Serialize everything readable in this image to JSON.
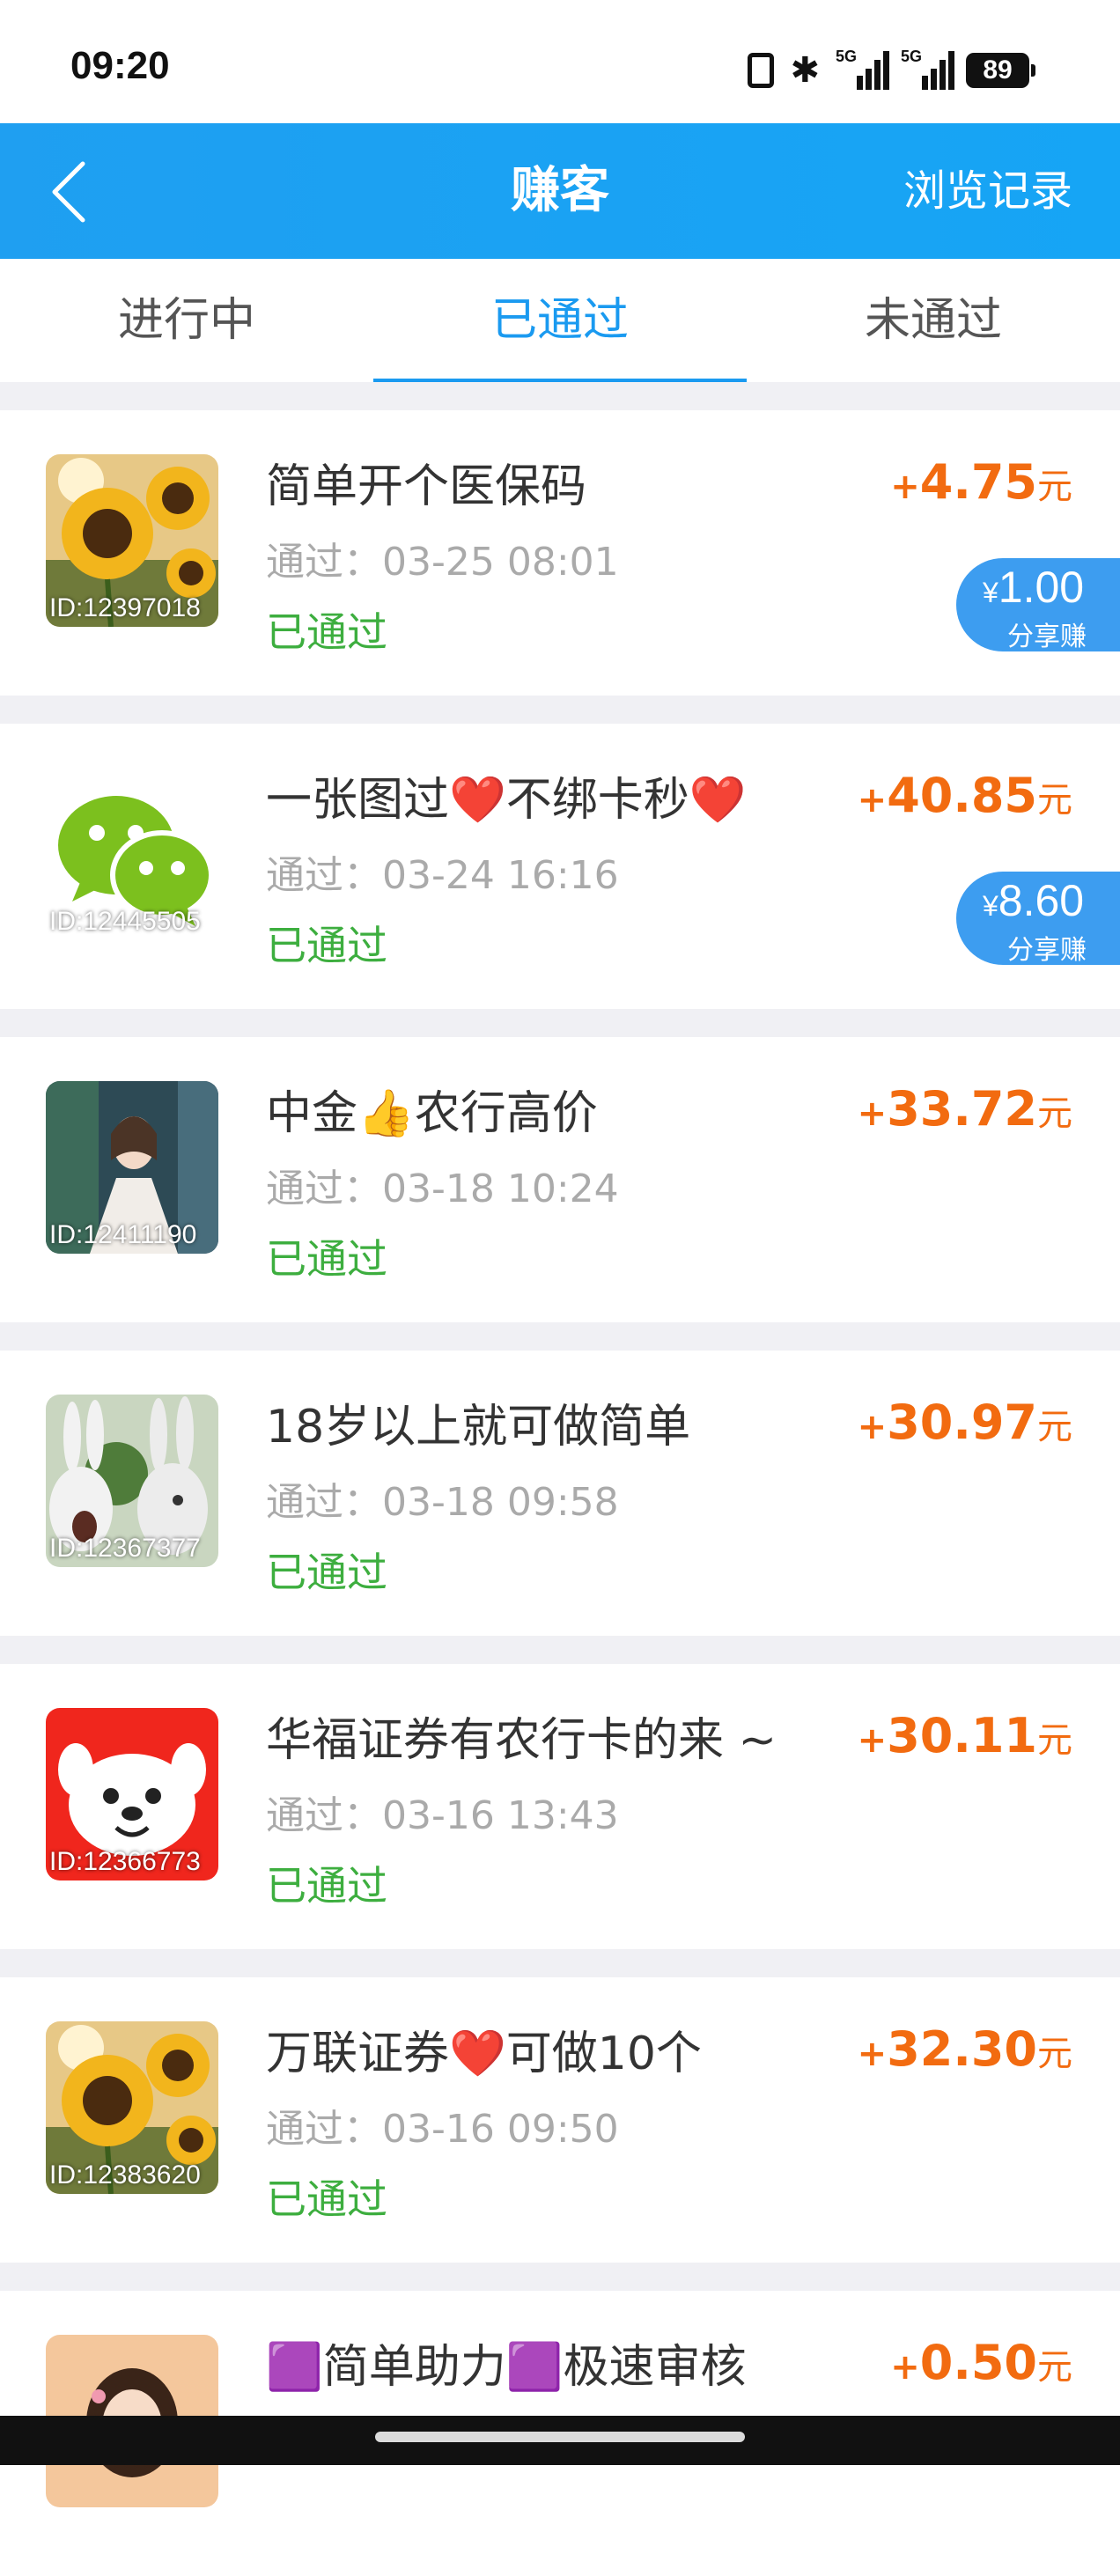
{
  "status_bar": {
    "time": "09:20",
    "battery": "89",
    "network1": "5G",
    "network2": "5G"
  },
  "header": {
    "title": "赚客",
    "history_label": "浏览记录"
  },
  "tabs": [
    {
      "label": "进行中",
      "active": false
    },
    {
      "label": "已通过",
      "active": true
    },
    {
      "label": "未通过",
      "active": false
    }
  ],
  "colors": {
    "accent": "#1a9af0",
    "reward": "#f26b10",
    "passed": "#3dae3f",
    "share_badge": "#3d9df0"
  },
  "tasks": [
    {
      "id_label": "ID:12397018",
      "image": "sunflower",
      "title": "简单开个医保码",
      "time": "通过：03-25 08:01",
      "status": "已通过",
      "plus": "+",
      "amount": "4.75",
      "unit": "元",
      "share_currency": "¥",
      "share_amount": "1.00",
      "share_label": "分享赚"
    },
    {
      "id_label": "ID:12445505",
      "image": "wechat-logo",
      "title": "一张图过❤️不绑卡秒❤️",
      "time": "通过：03-24 16:16",
      "status": "已通过",
      "plus": "+",
      "amount": "40.85",
      "unit": "元",
      "share_currency": "¥",
      "share_amount": "8.60",
      "share_label": "分享赚"
    },
    {
      "id_label": "ID:12411190",
      "image": "portrait-photo",
      "title": "中金👍农行高价",
      "time": "通过：03-18 10:24",
      "status": "已通过",
      "plus": "+",
      "amount": "33.72",
      "unit": "元"
    },
    {
      "id_label": "ID:12367377",
      "image": "rabbids",
      "title": "18岁以上就可做简单",
      "time": "通过：03-18 09:58",
      "status": "已通过",
      "plus": "+",
      "amount": "30.97",
      "unit": "元"
    },
    {
      "id_label": "ID:12366773",
      "image": "jd-dog",
      "title": "华福证券有农行卡的来 ~",
      "time": "通过：03-16 13:43",
      "status": "已通过",
      "plus": "+",
      "amount": "30.11",
      "unit": "元"
    },
    {
      "id_label": "ID:12383620",
      "image": "sunflower",
      "title": "万联证券❤️可做10个",
      "time": "通过：03-16 09:50",
      "status": "已通过",
      "plus": "+",
      "amount": "32.30",
      "unit": "元"
    },
    {
      "id_label": "",
      "image": "girl-portrait",
      "title": "🟪简单助力🟪极速审核",
      "time": "",
      "status": "",
      "plus": "+",
      "amount": "0.50",
      "unit": "元"
    }
  ]
}
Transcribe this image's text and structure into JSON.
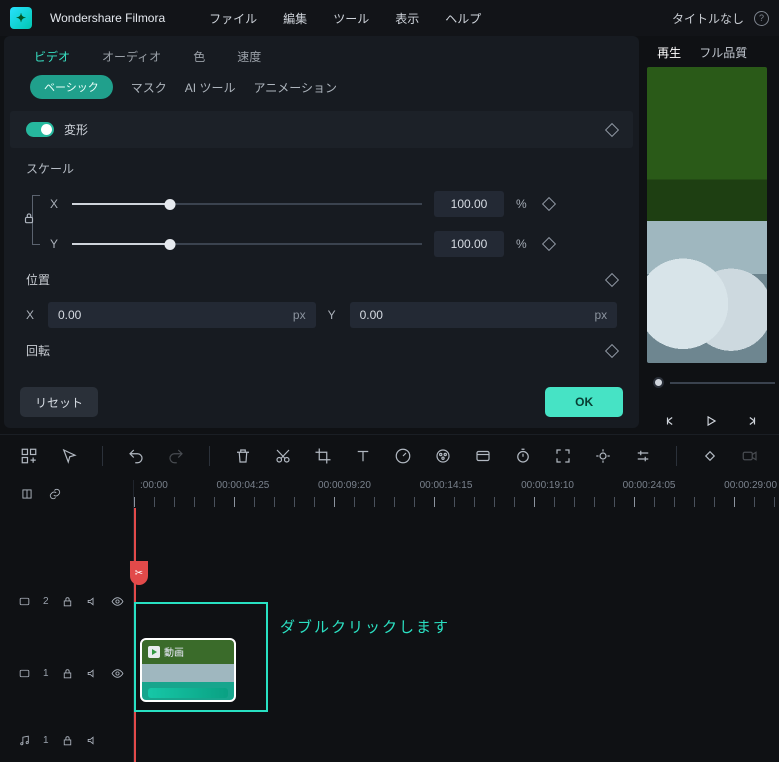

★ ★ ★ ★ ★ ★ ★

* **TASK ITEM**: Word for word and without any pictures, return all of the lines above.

* **TASK RESPONSE**:
Serialize everything readable in this image to JSON.
{
  "status_bar": {
    "time": "09:20",
    "battery": "89",
    "network1": "5G",
    "network2": "5G"
  },
  "header": {
    "title": "赚客",
    "history_label": "浏览记录"
  },
  "tabs": [
    {
      "label": "进行中",
      "active": false
    },
    {
      "label": "已通过",
      "active": true
    },
    {
      "label": "未通过",
      "active": false
    }
  ],
  "colors": {
    "accent": "#1a9af0",
    "reward": "#f26b10",
    "passed": "#3dae3f",
    "share_badge": "#3d9df0"
  },
  "tasks": [
    {
      "id_label": "ID:12397018",
      "image": "sunflower",
      "title": "简单开个医保码",
      "time": "通过：03-25 08:01",
      "status": "已通过",
      "plus": "+",
      "amount": "4.75",
      "unit": "元",
      "share_currency": "¥",
      "share_amount": "1.00",
      "share_label": "分享赚"
    },
    {
      "id_label": "ID:12445505",
      "image": "wechat-logo",
      "title": "一张图过❤️不绑卡秒❤️",
      "time": "通过：03-24 16:16",
      "status": "已通过",
      "plus": "+",
      "amount": "40.85",
      "unit": "元",
      "share_currency": "¥",
      "share_amount": "8.60",
      "share_label": "分享赚"
    },
    {
      "id_label": "ID:12411190",
      "image": "portrait-photo",
      "title": "中金👍农行高价",
      "time": "通过：03-18 10:24",
      "status": "已通过",
      "plus": "+",
      "amount": "33.72",
      "unit": "元"
    },
    {
      "id_label": "ID:12367377",
      "image": "rabbids",
      "title": "18岁以上就可做简单",
      "time": "通过：03-18 09:58",
      "status": "已通过",
      "plus": "+",
      "amount": "30.97",
      "unit": "元"
    },
    {
      "id_label": "ID:12366773",
      "image": "jd-dog",
      "title": "华福证券有农行卡的来 ~",
      "time": "通过：03-16 13:43",
      "status": "已通过",
      "plus": "+",
      "amount": "30.11",
      "unit": "元"
    },
    {
      "id_label": "ID:12383620",
      "image": "sunflower",
      "title": "万联证券❤️可做10个",
      "time": "通过：03-16 09:50",
      "status": "已通过",
      "plus": "+",
      "amount": "32.30",
      "unit": "元"
    },
    {
      "id_label": "",
      "image": "girl-portrait",
      "title": "🟪简单助力🟪极速审核",
      "time": "",
      "status": "",
      "plus": "+",
      "amount": "0.50",
      "unit": "元"
    }
  ]
}
Transcribe this image's text and structure into JSON.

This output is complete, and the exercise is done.